Web page and app entries:
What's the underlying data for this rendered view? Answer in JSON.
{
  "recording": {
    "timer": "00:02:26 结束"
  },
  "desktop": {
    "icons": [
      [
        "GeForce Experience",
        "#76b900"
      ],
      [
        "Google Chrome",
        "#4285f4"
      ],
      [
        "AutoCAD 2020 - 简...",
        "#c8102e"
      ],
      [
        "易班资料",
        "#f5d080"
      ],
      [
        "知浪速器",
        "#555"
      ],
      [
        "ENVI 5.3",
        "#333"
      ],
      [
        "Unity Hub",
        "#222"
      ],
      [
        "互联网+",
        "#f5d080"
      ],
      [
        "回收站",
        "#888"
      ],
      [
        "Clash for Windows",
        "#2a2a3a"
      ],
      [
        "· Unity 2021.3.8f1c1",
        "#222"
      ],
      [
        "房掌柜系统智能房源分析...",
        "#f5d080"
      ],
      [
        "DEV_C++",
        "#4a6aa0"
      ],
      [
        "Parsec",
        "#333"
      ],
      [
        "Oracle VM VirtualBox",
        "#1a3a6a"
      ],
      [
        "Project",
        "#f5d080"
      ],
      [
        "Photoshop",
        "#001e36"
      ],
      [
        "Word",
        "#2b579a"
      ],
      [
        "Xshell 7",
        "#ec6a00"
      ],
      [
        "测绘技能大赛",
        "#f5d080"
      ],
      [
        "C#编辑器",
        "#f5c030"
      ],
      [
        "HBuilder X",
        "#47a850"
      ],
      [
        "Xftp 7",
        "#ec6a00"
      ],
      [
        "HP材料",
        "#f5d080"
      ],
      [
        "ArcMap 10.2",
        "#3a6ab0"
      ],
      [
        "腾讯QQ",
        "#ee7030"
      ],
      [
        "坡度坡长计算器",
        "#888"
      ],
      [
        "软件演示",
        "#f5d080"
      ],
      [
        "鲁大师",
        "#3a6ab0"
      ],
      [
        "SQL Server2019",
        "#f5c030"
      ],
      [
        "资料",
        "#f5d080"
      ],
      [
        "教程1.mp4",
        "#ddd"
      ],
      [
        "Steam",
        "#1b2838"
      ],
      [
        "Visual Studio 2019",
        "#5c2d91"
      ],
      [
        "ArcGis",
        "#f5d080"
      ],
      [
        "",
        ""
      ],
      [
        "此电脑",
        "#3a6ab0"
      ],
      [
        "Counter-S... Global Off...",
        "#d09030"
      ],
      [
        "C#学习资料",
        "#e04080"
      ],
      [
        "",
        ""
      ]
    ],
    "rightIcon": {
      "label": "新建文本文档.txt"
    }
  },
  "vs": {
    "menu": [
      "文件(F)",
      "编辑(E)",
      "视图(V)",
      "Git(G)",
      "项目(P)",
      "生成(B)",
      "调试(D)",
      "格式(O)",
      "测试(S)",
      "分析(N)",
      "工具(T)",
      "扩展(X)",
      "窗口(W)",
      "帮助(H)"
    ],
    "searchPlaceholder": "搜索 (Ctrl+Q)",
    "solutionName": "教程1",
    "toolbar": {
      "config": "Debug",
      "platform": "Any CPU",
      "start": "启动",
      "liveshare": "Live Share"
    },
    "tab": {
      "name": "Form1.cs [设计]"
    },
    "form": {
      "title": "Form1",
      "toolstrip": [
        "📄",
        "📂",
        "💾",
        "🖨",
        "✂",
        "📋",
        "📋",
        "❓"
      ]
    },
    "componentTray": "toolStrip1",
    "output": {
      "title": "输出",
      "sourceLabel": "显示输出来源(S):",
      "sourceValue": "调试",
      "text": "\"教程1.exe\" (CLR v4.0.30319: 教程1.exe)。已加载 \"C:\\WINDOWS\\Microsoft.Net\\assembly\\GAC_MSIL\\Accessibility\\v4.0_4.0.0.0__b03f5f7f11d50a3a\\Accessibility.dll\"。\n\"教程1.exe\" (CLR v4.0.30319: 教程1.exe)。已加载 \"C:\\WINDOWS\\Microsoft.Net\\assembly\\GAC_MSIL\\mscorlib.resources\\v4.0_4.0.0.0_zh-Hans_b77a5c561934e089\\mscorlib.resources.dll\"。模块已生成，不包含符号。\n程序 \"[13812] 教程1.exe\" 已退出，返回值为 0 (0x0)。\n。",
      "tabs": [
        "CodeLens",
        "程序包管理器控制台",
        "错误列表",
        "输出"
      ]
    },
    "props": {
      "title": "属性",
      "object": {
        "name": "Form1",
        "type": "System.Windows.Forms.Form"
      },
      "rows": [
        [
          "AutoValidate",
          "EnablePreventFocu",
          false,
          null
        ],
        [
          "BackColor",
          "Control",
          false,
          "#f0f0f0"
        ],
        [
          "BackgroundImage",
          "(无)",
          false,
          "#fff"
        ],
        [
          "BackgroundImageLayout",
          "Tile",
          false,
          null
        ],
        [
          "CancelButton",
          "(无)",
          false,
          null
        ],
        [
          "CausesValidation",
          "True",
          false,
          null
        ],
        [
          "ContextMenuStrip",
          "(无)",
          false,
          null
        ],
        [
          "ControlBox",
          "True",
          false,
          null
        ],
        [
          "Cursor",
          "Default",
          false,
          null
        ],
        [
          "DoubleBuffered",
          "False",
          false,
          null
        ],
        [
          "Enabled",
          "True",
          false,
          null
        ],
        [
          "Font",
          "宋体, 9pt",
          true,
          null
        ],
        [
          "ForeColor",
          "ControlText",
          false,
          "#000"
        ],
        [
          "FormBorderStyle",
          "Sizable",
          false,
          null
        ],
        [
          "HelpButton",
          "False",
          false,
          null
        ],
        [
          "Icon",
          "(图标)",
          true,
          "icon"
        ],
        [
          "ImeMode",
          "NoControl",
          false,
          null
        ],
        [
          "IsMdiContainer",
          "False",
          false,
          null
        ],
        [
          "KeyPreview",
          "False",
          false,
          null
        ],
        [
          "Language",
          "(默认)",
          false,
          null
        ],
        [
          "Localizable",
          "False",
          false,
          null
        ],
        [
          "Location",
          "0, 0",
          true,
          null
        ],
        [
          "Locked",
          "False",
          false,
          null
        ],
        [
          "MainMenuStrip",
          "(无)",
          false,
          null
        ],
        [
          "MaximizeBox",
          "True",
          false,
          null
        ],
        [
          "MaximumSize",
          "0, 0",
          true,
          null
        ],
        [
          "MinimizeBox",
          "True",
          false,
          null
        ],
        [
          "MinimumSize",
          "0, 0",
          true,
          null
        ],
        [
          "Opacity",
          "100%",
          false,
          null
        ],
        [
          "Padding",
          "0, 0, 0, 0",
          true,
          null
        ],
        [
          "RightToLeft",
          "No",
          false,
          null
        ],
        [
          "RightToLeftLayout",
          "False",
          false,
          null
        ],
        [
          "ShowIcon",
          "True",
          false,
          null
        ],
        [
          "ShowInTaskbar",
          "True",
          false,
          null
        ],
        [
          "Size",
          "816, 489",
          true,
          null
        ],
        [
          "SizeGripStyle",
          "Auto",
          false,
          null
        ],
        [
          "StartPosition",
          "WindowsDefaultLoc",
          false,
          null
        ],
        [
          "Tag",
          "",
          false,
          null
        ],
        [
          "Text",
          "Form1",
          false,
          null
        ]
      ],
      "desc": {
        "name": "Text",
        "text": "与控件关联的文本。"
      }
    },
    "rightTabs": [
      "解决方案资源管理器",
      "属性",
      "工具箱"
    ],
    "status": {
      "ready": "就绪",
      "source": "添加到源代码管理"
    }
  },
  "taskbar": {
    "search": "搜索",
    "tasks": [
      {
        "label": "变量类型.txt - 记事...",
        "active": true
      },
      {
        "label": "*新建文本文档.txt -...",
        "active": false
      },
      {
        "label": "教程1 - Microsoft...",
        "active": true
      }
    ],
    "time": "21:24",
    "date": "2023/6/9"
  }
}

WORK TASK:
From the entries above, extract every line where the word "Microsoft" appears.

TASK ANSWER:
      "text": "\"教程1.exe\" (CLR v4.0.30319: 教程1.exe)。已加载 \"C:\\WINDOWS\\Microsoft.Net\\assembly\\GAC_MSIL\\Accessibility\\v4.0_4.0.0.0__b03f5f7f11d50a3a\\Accessibility.dll\"。\n\"教程1.exe\" (CLR v4.0.30319: 教程1.exe)。已加载 \"C:\\WINDOWS\\Microsoft.Net\\assembly\\GAC_MSIL\\mscorlib.resources\\v4.0_4.0.0.0_zh-Hans_b77a5c561934e089\\mscorlib.resources.dll\"。模块已生成，不包含符号。\n程序 \"[13812] 教程1.exe\" 已退出，返回值为 0 (0x0)。\n。",
        "label": "教程1 - Microsoft...",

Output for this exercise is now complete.